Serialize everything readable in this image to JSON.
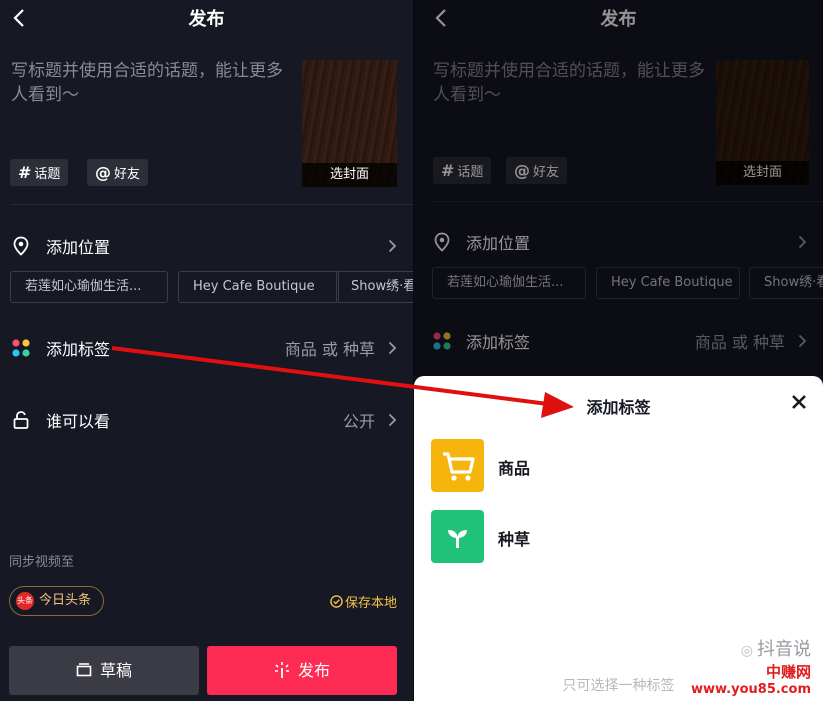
{
  "left": {
    "header": {
      "title": "发布"
    },
    "caption_placeholder": "写标题并使用合适的话题，能让更多人看到～",
    "cover_label": "选封面",
    "chips": {
      "topic": "话题",
      "friend": "好友"
    },
    "location": {
      "label": "添加位置",
      "suggestions": [
        "若莲如心瑜伽生活...",
        "Hey Cafe Boutique",
        "Show绣·看"
      ]
    },
    "tag": {
      "label": "添加标签",
      "value": "商品 或 种草"
    },
    "visibility": {
      "label": "谁可以看",
      "value": "公开"
    },
    "sync": {
      "label": "同步视频至",
      "toutiao": "今日头条",
      "toutiao_badge": "头条",
      "save_local": "保存本地"
    },
    "buttons": {
      "draft": "草稿",
      "publish": "发布"
    }
  },
  "right": {
    "header": {
      "title": "发布"
    },
    "caption_placeholder": "写标题并使用合适的话题，能让更多人看到～",
    "cover_label": "选封面",
    "chips": {
      "topic": "话题",
      "friend": "好友"
    },
    "location": {
      "label": "添加位置",
      "suggestions": [
        "若莲如心瑜伽生活...",
        "Hey Cafe Boutique",
        "Show绣·看"
      ]
    },
    "tag": {
      "label": "添加标签",
      "value": "商品 或 种草"
    },
    "sheet": {
      "title": "添加标签",
      "options": [
        {
          "label": "商品",
          "icon": "cart-icon",
          "color": "#f5b50c"
        },
        {
          "label": "种草",
          "icon": "sprout-icon",
          "color": "#20c27a"
        }
      ],
      "footer": "只可选择一种标签"
    }
  },
  "watermark": {
    "line1": "抖音说",
    "brand": "中赚网",
    "url": "www.you85.com"
  },
  "colors": {
    "bg": "#161823",
    "accent": "#fe2c55",
    "gold": "#f6c34a",
    "arrow": "#e01010"
  }
}
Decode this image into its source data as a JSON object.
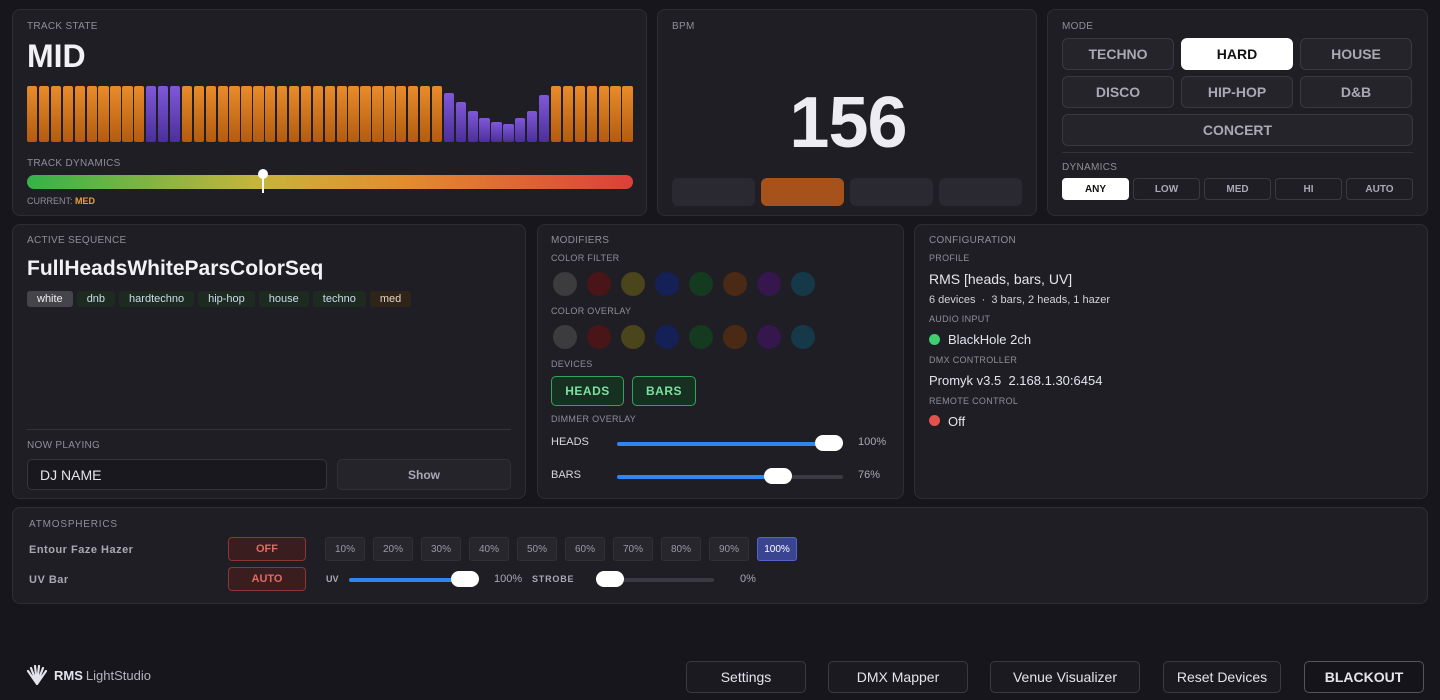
{
  "track_state": {
    "label": "TRACK STATE",
    "value": "MID",
    "dynamics_label": "TRACK DYNAMICS",
    "current_label": "CURRENT:",
    "current_value": "MED",
    "dynamics_level": 0.39,
    "spectrum": [
      {
        "h": 1.0,
        "c": "o"
      },
      {
        "h": 1.0,
        "c": "o"
      },
      {
        "h": 1.0,
        "c": "o"
      },
      {
        "h": 1.0,
        "c": "o"
      },
      {
        "h": 1.0,
        "c": "o"
      },
      {
        "h": 1.0,
        "c": "o"
      },
      {
        "h": 1.0,
        "c": "o"
      },
      {
        "h": 1.0,
        "c": "o"
      },
      {
        "h": 1.0,
        "c": "o"
      },
      {
        "h": 1.0,
        "c": "o"
      },
      {
        "h": 1.0,
        "c": "p"
      },
      {
        "h": 1.0,
        "c": "p"
      },
      {
        "h": 1.0,
        "c": "p"
      },
      {
        "h": 1.0,
        "c": "o"
      },
      {
        "h": 1.0,
        "c": "o"
      },
      {
        "h": 1.0,
        "c": "o"
      },
      {
        "h": 1.0,
        "c": "o"
      },
      {
        "h": 1.0,
        "c": "o"
      },
      {
        "h": 1.0,
        "c": "o"
      },
      {
        "h": 1.0,
        "c": "o"
      },
      {
        "h": 1.0,
        "c": "o"
      },
      {
        "h": 1.0,
        "c": "o"
      },
      {
        "h": 1.0,
        "c": "o"
      },
      {
        "h": 1.0,
        "c": "o"
      },
      {
        "h": 1.0,
        "c": "o"
      },
      {
        "h": 1.0,
        "c": "o"
      },
      {
        "h": 1.0,
        "c": "o"
      },
      {
        "h": 1.0,
        "c": "o"
      },
      {
        "h": 1.0,
        "c": "o"
      },
      {
        "h": 1.0,
        "c": "o"
      },
      {
        "h": 1.0,
        "c": "o"
      },
      {
        "h": 1.0,
        "c": "o"
      },
      {
        "h": 1.0,
        "c": "o"
      },
      {
        "h": 1.0,
        "c": "o"
      },
      {
        "h": 1.0,
        "c": "o"
      },
      {
        "h": 0.88,
        "c": "p"
      },
      {
        "h": 0.72,
        "c": "p"
      },
      {
        "h": 0.56,
        "c": "p"
      },
      {
        "h": 0.42,
        "c": "p"
      },
      {
        "h": 0.36,
        "c": "p"
      },
      {
        "h": 0.32,
        "c": "p"
      },
      {
        "h": 0.42,
        "c": "p"
      },
      {
        "h": 0.56,
        "c": "p"
      },
      {
        "h": 0.84,
        "c": "p"
      },
      {
        "h": 1.0,
        "c": "o"
      },
      {
        "h": 1.0,
        "c": "o"
      },
      {
        "h": 1.0,
        "c": "o"
      },
      {
        "h": 1.0,
        "c": "o"
      },
      {
        "h": 1.0,
        "c": "o"
      },
      {
        "h": 1.0,
        "c": "o"
      },
      {
        "h": 1.0,
        "c": "o"
      }
    ]
  },
  "bpm": {
    "label": "BPM",
    "value": "156",
    "beats": [
      false,
      true,
      false,
      false
    ]
  },
  "mode": {
    "label": "MODE",
    "buttons": [
      {
        "label": "TECHNO",
        "active": false
      },
      {
        "label": "HARD",
        "active": true
      },
      {
        "label": "HOUSE",
        "active": false
      },
      {
        "label": "DISCO",
        "active": false
      },
      {
        "label": "HIP-HOP",
        "active": false
      },
      {
        "label": "D&B",
        "active": false
      },
      {
        "label": "CONCERT",
        "active": false
      }
    ],
    "dynamics_label": "DYNAMICS",
    "dynamics": [
      {
        "label": "ANY",
        "active": true
      },
      {
        "label": "LOW",
        "active": false
      },
      {
        "label": "MED",
        "active": false
      },
      {
        "label": "HI",
        "active": false
      },
      {
        "label": "AUTO",
        "active": false
      }
    ]
  },
  "active_sequence": {
    "label": "ACTIVE SEQUENCE",
    "name": "FullHeadsWhiteParsColorSeq",
    "tags": [
      "white",
      "dnb",
      "hardtechno",
      "hip-hop",
      "house",
      "techno",
      "med"
    ],
    "now_playing_label": "NOW PLAYING",
    "dj_name": "DJ NAME",
    "show_label": "Show"
  },
  "modifiers": {
    "label": "MODIFIERS",
    "color_filter_label": "COLOR FILTER",
    "color_overlay_label": "COLOR OVERLAY",
    "colors": [
      "#3c3c3f",
      "#4a1518",
      "#4a451a",
      "#142056",
      "#143a1f",
      "#4a2a14",
      "#35164d",
      "#16394a"
    ],
    "devices_label": "DEVICES",
    "devices": [
      "HEADS",
      "BARS"
    ],
    "dimmer_label": "DIMMER OVERLAY",
    "dimmers": [
      {
        "name": "HEADS",
        "value": "100%",
        "level": 1.0
      },
      {
        "name": "BARS",
        "value": "76%",
        "level": 0.76
      }
    ]
  },
  "configuration": {
    "label": "CONFIGURATION",
    "profile_label": "PROFILE",
    "profile": "RMS [heads, bars, UV]",
    "devices_summary": "6 devices  ·  3 bars, 2 heads, 1 hazer",
    "audio_label": "AUDIO INPUT",
    "audio": "BlackHole 2ch",
    "audio_status_color": "#3ecf6e",
    "dmx_label": "DMX CONTROLLER",
    "dmx": "Promyk v3.5  2.168.1.30:6454",
    "remote_label": "REMOTE CONTROL",
    "remote": "Off",
    "remote_status_color": "#e4524e"
  },
  "atmospherics": {
    "label": "ATMOSPHERICS",
    "hazer_name": "Entour Faze Hazer",
    "hazer_state": "OFF",
    "hazer_levels": [
      "10%",
      "20%",
      "30%",
      "40%",
      "50%",
      "60%",
      "70%",
      "80%",
      "90%",
      "100%"
    ],
    "hazer_selected": "100%",
    "uv_name": "UV Bar",
    "uv_state": "AUTO",
    "uv_label": "UV",
    "uv_value": "100%",
    "uv_level": 1.0,
    "strobe_label": "STROBE",
    "strobe_value": "0%",
    "strobe_level": 0.0
  },
  "footer": {
    "brand": "RMS",
    "brand_sub": "LightStudio",
    "buttons": [
      "Settings",
      "DMX Mapper",
      "Venue Visualizer",
      "Reset Devices",
      "BLACKOUT"
    ]
  }
}
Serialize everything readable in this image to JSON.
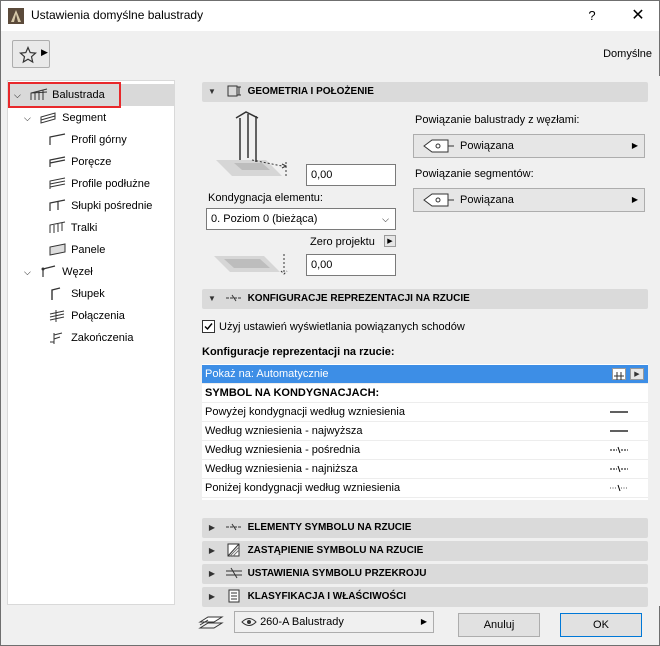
{
  "window": {
    "title": "Ustawienia domyślne balustrady",
    "help": "?",
    "close": "✕"
  },
  "toolbar": {
    "favorites_icon": "star-icon",
    "default_label": "Domyślne"
  },
  "tree": {
    "items": [
      {
        "label": "Balustrada",
        "level": 0,
        "expanded": true,
        "selected": true
      },
      {
        "label": "Segment",
        "level": 1,
        "expanded": true
      },
      {
        "label": "Profil górny",
        "level": 2
      },
      {
        "label": "Poręcze",
        "level": 2
      },
      {
        "label": "Profile podłużne",
        "level": 2
      },
      {
        "label": "Słupki pośrednie",
        "level": 2
      },
      {
        "label": "Tralki",
        "level": 2
      },
      {
        "label": "Panele",
        "level": 2
      },
      {
        "label": "Węzeł",
        "level": 1,
        "expanded": true
      },
      {
        "label": "Słupek",
        "level": 2
      },
      {
        "label": "Połączenia",
        "level": 2
      },
      {
        "label": "Zakończenia",
        "level": 2
      }
    ]
  },
  "geometry": {
    "header": "GEOMETRIA I POŁOŻENIE",
    "height_value": "0,00",
    "story_label": "Kondygnacja elementu:",
    "story_value": "0. Poziom 0 (bieżąca)",
    "zero_label": "Zero projektu",
    "offset_value": "0,00",
    "node_link_label": "Powiązanie balustrady z węzłami:",
    "node_link_value": "Powiązana",
    "segment_link_label": "Powiązanie segmentów:",
    "segment_link_value": "Powiązana"
  },
  "floorplan": {
    "header": "KONFIGURACJE REPREZENTACJI NA RZUCIE",
    "checkbox_label": "Użyj ustawień wyświetlania powiązanych schodów",
    "checkbox_checked": true,
    "config_label": "Konfiguracje reprezentacji na rzucie:",
    "show_on": "Pokaż na: Automatycznie",
    "symbol_header": "SYMBOL NA KONDYGNACJACH:",
    "rows": [
      {
        "label": "Powyżej kondygnacji według wzniesienia",
        "symbol": "solid"
      },
      {
        "label": "Według wzniesienia - najwyższa",
        "symbol": "solid"
      },
      {
        "label": "Według wzniesienia - pośrednia",
        "symbol": "break"
      },
      {
        "label": "Według wzniesienia - najniższa",
        "symbol": "break"
      },
      {
        "label": "Poniżej kondygnacji według wzniesienia",
        "symbol": "dashbreak"
      }
    ]
  },
  "collapsed_sections": [
    {
      "label": "ELEMENTY SYMBOLU NA RZUCIE",
      "icon": "symbol-icon"
    },
    {
      "label": "ZASTĄPIENIE SYMBOLU NA RZUCIE",
      "icon": "override-icon"
    },
    {
      "label": "USTAWIENIA SYMBOLU PRZEKROJU",
      "icon": "section-icon"
    },
    {
      "label": "KLASYFIKACJA I WŁAŚCIWOŚCI",
      "icon": "classification-icon"
    }
  ],
  "footer": {
    "layer_value": "260-A Balustrady",
    "cancel": "Anuluj",
    "ok": "OK"
  },
  "colors": {
    "selection": "#3d8ee6",
    "highlight_box": "#e8282b",
    "section_header": "#dadada"
  }
}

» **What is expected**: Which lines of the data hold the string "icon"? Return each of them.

» **Exercise response**:
          "icon": "cart-icon",
          "icon": "sprout-icon",
    "favorites_icon": "star-icon",
      "icon": "symbol-icon"
      "icon": "override-icon"
      "icon": "section-icon"
      "icon": "classification-icon"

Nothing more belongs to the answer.